Going line by line through the data below, report how many lines include the word "true", with nothing added.

-------- PROVIDED DATA --------

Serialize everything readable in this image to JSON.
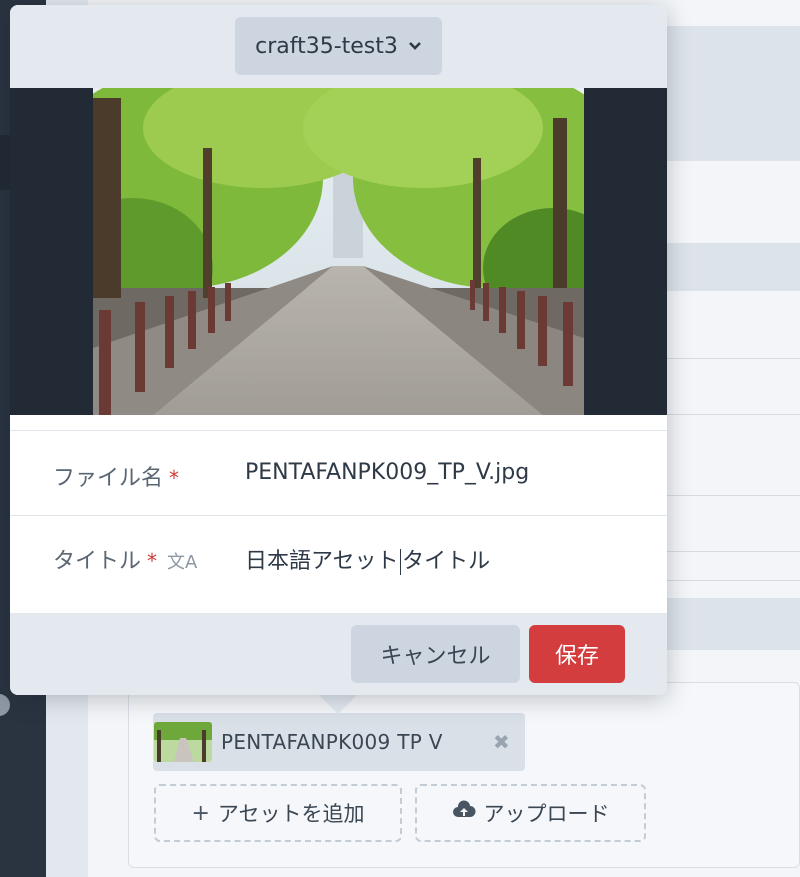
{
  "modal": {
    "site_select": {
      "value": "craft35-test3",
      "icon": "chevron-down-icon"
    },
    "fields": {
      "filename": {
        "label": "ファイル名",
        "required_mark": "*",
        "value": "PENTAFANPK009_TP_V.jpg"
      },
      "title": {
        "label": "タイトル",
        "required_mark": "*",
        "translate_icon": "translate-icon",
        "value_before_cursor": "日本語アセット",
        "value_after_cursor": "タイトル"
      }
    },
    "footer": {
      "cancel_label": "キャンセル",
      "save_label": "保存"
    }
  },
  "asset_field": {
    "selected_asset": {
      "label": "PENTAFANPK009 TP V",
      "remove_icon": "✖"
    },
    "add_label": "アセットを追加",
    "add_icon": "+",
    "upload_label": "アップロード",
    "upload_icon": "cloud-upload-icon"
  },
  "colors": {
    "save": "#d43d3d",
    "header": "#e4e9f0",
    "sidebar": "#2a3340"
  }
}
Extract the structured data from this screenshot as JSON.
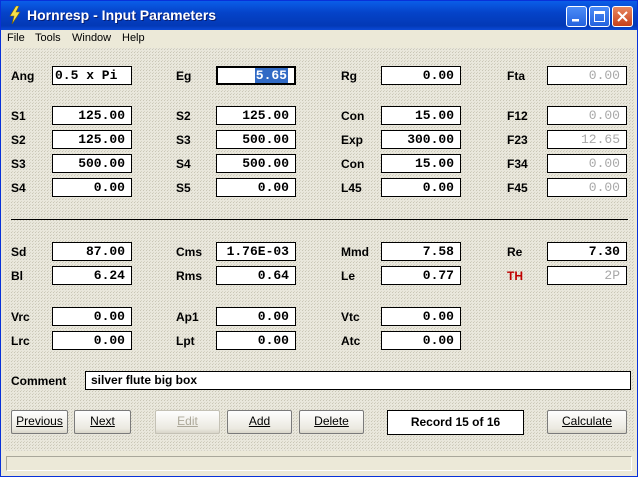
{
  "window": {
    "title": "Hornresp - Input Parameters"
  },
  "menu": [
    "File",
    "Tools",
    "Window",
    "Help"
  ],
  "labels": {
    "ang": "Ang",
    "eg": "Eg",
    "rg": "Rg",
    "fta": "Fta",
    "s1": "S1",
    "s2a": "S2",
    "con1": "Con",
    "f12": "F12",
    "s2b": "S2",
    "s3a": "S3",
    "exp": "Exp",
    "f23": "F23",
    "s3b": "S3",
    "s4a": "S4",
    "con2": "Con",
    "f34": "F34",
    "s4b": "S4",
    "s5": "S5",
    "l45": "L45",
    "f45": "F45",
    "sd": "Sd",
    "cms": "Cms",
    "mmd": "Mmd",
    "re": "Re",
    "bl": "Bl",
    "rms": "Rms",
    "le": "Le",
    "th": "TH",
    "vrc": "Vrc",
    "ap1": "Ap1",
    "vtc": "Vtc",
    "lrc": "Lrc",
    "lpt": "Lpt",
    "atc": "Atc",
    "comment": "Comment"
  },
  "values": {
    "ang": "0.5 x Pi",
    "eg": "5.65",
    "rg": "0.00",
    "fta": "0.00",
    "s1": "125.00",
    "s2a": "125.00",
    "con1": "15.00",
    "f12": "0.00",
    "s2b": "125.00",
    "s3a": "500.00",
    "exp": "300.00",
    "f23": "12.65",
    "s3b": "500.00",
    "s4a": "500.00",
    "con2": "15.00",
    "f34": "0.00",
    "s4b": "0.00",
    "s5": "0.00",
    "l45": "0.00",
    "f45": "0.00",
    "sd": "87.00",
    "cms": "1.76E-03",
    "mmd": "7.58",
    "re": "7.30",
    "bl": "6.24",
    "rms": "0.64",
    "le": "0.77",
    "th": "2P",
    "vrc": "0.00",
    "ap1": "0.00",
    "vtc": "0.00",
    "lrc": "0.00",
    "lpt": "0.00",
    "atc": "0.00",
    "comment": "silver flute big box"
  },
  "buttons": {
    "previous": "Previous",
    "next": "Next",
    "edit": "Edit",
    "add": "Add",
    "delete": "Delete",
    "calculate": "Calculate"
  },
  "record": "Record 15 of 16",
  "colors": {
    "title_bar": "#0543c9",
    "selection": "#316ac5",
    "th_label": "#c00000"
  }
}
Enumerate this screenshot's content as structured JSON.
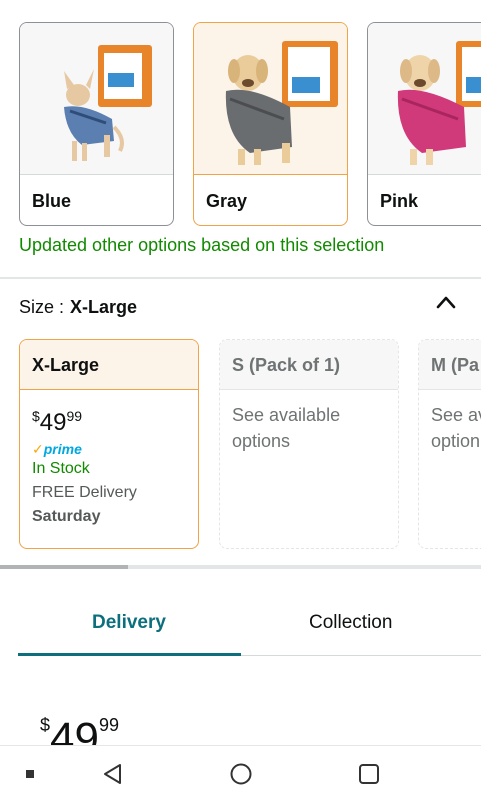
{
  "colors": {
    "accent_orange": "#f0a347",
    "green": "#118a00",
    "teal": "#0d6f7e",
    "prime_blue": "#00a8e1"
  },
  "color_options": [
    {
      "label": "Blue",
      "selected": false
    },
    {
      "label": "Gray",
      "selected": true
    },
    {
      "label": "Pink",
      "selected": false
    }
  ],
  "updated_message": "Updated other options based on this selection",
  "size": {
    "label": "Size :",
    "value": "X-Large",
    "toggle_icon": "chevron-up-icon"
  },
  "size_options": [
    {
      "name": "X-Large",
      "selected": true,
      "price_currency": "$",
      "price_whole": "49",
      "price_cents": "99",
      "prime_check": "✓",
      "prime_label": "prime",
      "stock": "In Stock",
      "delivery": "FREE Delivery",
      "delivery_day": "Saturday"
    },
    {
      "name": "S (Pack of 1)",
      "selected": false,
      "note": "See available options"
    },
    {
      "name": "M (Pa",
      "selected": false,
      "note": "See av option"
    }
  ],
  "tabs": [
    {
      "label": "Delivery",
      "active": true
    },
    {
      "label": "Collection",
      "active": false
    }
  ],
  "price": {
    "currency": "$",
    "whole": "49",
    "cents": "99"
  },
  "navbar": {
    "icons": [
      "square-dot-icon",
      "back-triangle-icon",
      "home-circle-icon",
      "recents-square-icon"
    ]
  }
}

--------

RESPONSE TO THE EXERCISE: 3